Create new content
In any work area, a user can create new content objects to prepare for publication in the repository. Many authors will create modules directly on the web, but existing documents can be imported and converted to CNXML by our Importer tool, or a CNXML file can be uploaded directly. Files to be included in the module can be uploaded singly or in a .zip file. Collections must be created through the web interface. Newly created objects do not appear in the repository until they are published.
Modules may be editing using the web-based Edit-in-Place, or the CNXML document may be accessed and edited directly using the Full Source Editor. Collections may be edited using the web-based Collection Composer.
Edit-In-Place is a convenient tool for making quick and easy changes to existing modules. Using Edit-In-Place, you can:
- Add or remove CNXML elements (e.g. paragraphs, lists, equations, exercises, etc.)
- Edit existing elements
- Preview existing documents
Edit-in-Place focuses on one element at a time, and minimizes the amount of CNXML you need to know in order to edit your module.
Full source editor
Not all elements can be edited using Edit-in-Place, and for these you will need to look at the full source code of your module. Connexions provides extensive documentation to help authors learn the different ways they can modify the CNXML document.

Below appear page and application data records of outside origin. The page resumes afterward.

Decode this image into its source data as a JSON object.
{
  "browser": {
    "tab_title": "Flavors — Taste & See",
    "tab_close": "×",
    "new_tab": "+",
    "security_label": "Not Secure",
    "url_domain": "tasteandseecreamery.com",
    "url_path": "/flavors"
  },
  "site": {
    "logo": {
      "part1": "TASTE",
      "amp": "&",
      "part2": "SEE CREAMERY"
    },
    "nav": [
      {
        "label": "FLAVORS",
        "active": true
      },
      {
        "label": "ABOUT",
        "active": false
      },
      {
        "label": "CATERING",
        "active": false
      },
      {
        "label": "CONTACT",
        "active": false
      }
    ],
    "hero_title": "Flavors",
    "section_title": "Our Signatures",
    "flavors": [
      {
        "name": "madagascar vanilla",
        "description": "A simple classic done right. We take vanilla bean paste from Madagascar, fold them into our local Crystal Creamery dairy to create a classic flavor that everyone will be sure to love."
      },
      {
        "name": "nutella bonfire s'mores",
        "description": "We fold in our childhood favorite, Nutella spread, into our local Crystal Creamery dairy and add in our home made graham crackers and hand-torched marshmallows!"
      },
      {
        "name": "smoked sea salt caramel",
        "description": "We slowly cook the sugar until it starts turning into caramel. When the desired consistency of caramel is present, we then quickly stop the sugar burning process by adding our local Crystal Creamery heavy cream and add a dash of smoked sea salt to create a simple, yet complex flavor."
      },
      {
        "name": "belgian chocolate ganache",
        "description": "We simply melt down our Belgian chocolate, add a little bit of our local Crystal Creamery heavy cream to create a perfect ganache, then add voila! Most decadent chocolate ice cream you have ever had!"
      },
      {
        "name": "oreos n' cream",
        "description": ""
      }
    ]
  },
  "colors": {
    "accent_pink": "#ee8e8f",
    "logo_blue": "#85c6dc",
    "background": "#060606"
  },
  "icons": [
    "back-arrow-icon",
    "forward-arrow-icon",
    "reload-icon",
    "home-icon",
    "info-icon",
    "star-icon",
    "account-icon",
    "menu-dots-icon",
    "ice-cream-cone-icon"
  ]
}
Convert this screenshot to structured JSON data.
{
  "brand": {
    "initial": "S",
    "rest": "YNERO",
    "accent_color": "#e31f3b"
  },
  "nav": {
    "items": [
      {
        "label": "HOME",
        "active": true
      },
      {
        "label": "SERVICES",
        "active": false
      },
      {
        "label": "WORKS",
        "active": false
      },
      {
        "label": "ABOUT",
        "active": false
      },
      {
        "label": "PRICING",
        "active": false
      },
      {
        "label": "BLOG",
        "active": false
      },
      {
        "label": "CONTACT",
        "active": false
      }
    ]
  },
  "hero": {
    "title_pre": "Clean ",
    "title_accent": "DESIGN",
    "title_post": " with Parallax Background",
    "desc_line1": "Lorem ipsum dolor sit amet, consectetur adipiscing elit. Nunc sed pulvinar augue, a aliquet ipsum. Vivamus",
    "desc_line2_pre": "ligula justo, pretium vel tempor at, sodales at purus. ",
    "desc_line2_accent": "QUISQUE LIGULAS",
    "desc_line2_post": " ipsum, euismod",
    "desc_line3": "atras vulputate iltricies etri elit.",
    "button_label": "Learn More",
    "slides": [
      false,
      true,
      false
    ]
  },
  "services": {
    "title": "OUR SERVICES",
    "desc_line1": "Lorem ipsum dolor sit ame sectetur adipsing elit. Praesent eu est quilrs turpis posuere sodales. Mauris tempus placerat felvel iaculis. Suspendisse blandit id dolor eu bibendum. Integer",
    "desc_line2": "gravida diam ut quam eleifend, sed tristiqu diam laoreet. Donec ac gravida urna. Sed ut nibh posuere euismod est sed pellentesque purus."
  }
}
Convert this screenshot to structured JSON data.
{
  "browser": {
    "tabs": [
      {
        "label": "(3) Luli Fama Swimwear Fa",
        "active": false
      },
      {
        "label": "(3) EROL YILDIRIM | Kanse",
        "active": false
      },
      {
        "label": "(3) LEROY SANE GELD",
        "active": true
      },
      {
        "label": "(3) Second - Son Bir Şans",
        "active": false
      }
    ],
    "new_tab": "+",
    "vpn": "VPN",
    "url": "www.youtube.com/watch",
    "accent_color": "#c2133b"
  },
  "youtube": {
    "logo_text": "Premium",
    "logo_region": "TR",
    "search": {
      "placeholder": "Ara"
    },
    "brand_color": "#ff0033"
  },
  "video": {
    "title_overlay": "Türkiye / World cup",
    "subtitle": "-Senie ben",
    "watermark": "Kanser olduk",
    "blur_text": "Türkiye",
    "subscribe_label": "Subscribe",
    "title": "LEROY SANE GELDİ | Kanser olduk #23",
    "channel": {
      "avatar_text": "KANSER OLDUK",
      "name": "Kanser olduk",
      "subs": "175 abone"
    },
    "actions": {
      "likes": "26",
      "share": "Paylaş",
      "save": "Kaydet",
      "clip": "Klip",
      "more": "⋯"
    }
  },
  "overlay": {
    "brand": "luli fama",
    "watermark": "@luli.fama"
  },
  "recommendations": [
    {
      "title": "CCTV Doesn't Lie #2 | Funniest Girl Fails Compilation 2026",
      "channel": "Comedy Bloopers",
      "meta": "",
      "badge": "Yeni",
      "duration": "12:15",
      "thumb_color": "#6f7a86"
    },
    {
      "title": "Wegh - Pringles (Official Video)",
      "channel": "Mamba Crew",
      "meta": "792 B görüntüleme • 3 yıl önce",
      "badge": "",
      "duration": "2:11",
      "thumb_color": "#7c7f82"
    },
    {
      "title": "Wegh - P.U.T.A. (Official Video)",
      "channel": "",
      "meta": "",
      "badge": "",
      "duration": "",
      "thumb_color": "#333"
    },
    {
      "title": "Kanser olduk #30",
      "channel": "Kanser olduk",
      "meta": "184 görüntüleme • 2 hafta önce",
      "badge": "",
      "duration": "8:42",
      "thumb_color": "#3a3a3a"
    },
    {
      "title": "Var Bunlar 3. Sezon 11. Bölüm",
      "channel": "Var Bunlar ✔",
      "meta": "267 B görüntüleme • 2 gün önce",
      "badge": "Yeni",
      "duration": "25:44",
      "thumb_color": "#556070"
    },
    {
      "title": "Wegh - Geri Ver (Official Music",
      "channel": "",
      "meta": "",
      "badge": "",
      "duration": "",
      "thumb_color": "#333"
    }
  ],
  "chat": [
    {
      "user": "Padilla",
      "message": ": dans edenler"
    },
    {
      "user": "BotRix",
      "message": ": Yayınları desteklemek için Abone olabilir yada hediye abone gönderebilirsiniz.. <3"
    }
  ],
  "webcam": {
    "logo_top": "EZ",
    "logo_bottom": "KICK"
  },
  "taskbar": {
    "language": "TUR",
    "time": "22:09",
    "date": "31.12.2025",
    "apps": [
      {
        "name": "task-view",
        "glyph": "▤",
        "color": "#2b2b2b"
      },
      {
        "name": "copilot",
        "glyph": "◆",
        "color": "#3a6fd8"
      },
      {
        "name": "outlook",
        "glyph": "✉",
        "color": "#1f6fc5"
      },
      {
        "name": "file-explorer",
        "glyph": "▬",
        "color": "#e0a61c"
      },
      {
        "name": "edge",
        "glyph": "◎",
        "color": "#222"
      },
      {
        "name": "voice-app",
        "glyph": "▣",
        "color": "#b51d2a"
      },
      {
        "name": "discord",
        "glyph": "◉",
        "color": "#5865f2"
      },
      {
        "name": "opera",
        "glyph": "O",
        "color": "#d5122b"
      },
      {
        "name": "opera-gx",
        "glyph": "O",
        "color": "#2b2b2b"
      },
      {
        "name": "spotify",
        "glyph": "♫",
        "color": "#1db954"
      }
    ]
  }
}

The Collection Composer helps you string together multiple modules to create collections. You can also modify how the modules are displayed within the context of your collection: create new titles, augment the original author's links, and decide which versions of the modules should be included in the collection. You can also control certain display parameters, like mathematical symbol sets.
Modifying existing content
The editing environment provides several ways of interacting with and modifying existing published content.
Any user may checkout a local copy of a published piece of content into a work area and make modifications to it. If this is your own content and/or you have been granted a maintainer role, you may republish the modified content. You can request a role change if you need to. These changes will not be visible outside the work area until the content is published as a new version.
Some of the metadata fields on content objects are lists of people who have a specific role for that content, such as author or maintainer. When editing content, a user cannot change another person's roles without that person's agreement. Role change requests remain in a pending state until the other party logs in and approves or rejects them. Note: a content object cannot be published while any role requests for that object remain pending.
You may also email the author of a module or collection directly with feedback by clicking the "E-mail the author" link at the bottom of every module, or at the top of the module next to the author's name.
If a user wishes to take a piece of content in a different direction than its original authors, he or she may wish to derive a new work from the original. This is equivalent to the idea of forking in software development. The derived copy will initially send a role request to the original authors, which is useful for collaborative works or translations. Whether or not the original authors are also included as authors on the derived copy, the published derived copy will automatically give attribution back to the original authors by stating that the content is "Based on work by..."